Then, El Pais provided the following update:
Morales announced that he will nationalize major silver deposits
The Bolivian government withdraw the mining concessions awarded to the South American Silver Canadian company for the exploitation of silver deposits, indium and gallium Mallku Khota the hill, as agreed between government authorities and indigenous communities north of Potosi.
Agreement is reached, local communities agreed to free two engineers of the Canadian mining company and a police officer who had held for several days in order to pressure the government to listen to their demands to break the contract with South American Silver.
The Labor Minister Daniel Santalla, explained that the President Evo Morales is predisposed to reverse the mining concessions but that the decree will take several days due to legal and technical process should be launched for that purpose.
"Nationalize it is our obligation," said Morales in the city itself Colomi in the department of Cochabamba (center), barely a few kilometers from the mine site in question.
Finally, this is what the company itself had to say:
On Sunday the Bolivian Labor Minister, Daniel Santalla, signed an agreement to secure the release of the final three detained individuals with the indigenous opponents to the project. As part of this agreement the opponents were seeking cancellation of the mining concession, however, the government minister acknowledged that this could be difficult due to the original decree giving South American Silver the rights to the project.
Also on Sunday, President Evo Morales and the Government Minister Carlos Romero agreed that a "prior consultation” among all indigenous communities in the project area would be needed to proceed to determine the direction of the project based on the consensus view of all communities.
At this time there has been no change in the status of the project concession. The Company is continuing to work with the government at all levels and with the local communities to agree on an approach to development that is inclusive of all communities in the project area and allows development of the Malku Khota project to its fullest potential.
As noted in earlier updates, Bolivian government authorities have previously stated that there will be a period of constitutionally mandated consultation with local indigenous communities before the project enters the extraction phase.
On May 28 the Mining Minister Mario Virreyra signed an accord with 43 out of 46 indigenous communities in the project area specifying that the state will not reverse the mining concession and stating that the company should continue exploration activities and that Bolivian authorities should provide increased police security in the region.
The vast majority of the indigenous groups in the project area have formally demonstrated their support for the project and understand the social and economic benefits to their communities that the development of a world class, modern mine at Malku Khota will bring and which will create with thousands of well-paying local jobs.
By contrast, the artisanal mining that has been centered near one of three villages in opposition to the project would provide little economic benefit to the 43 other indigenous communities in the project area and has been cited by the Bolivian Mines Minister as causing local environmental damage.

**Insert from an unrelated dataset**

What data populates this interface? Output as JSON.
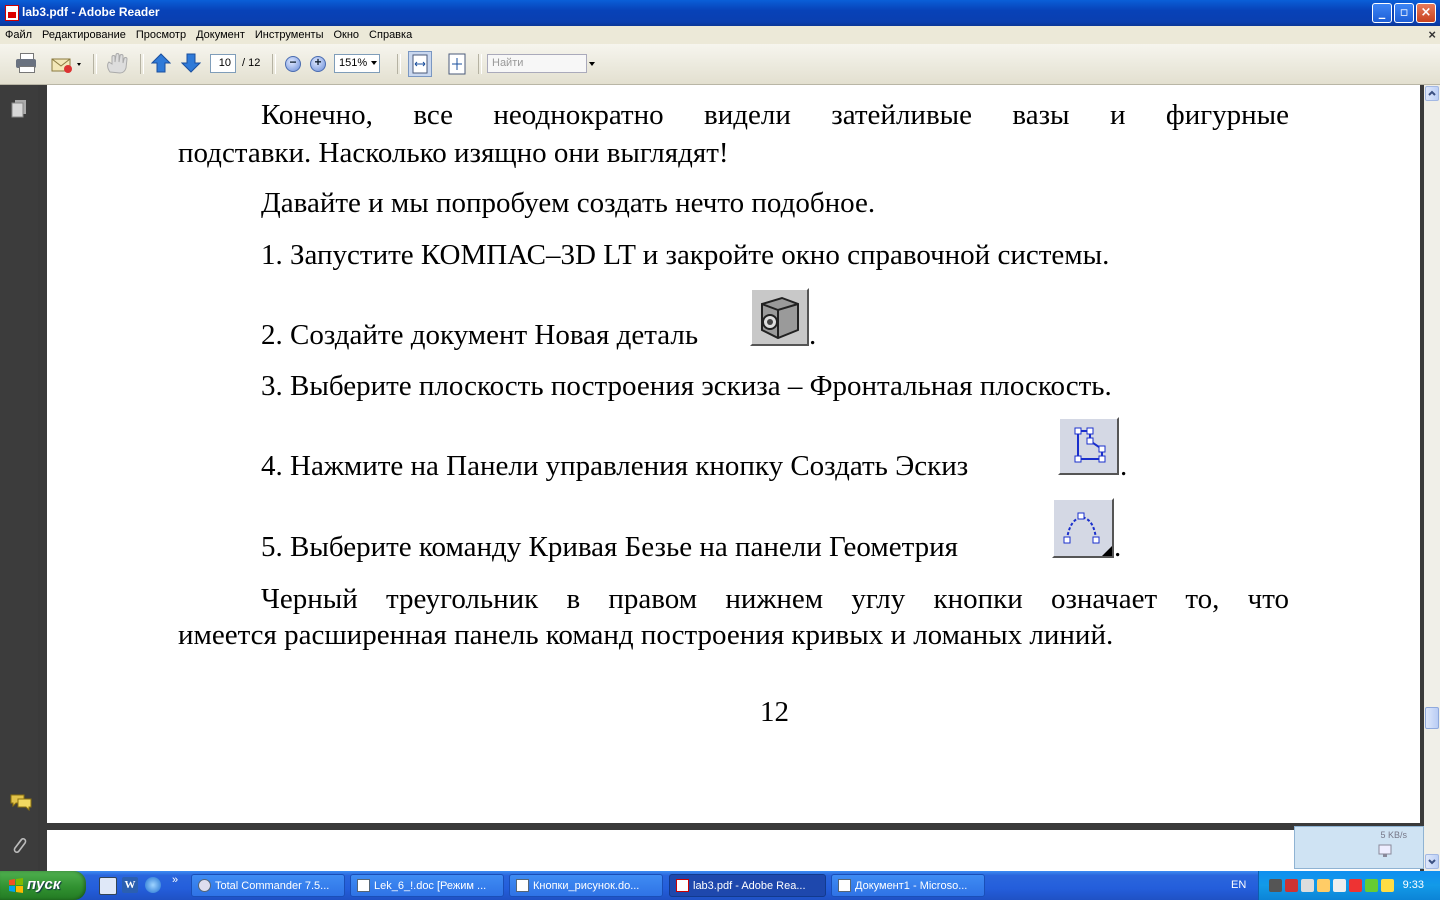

South American Silver has worked closely with the local indigenous communities over the past several years providing significant direct employment on project related jobs, as well as jointly developing programs with the communities to facilitate job training, education, agricultural enhancement and water management for long-term sustainable development.
In conclusion, if before there was any doubt as to why miners trade at such notable discounts to the underlying precious metal, we hope that incidents such as this one give a good glimpse into the real ugly underbelly of what very well may happen to offshore projects if and when destitute countries decide to follow in the path of Argentina and Bolivia.
Finally, for those curious, here is a slideshow of the world's biggest silver mines.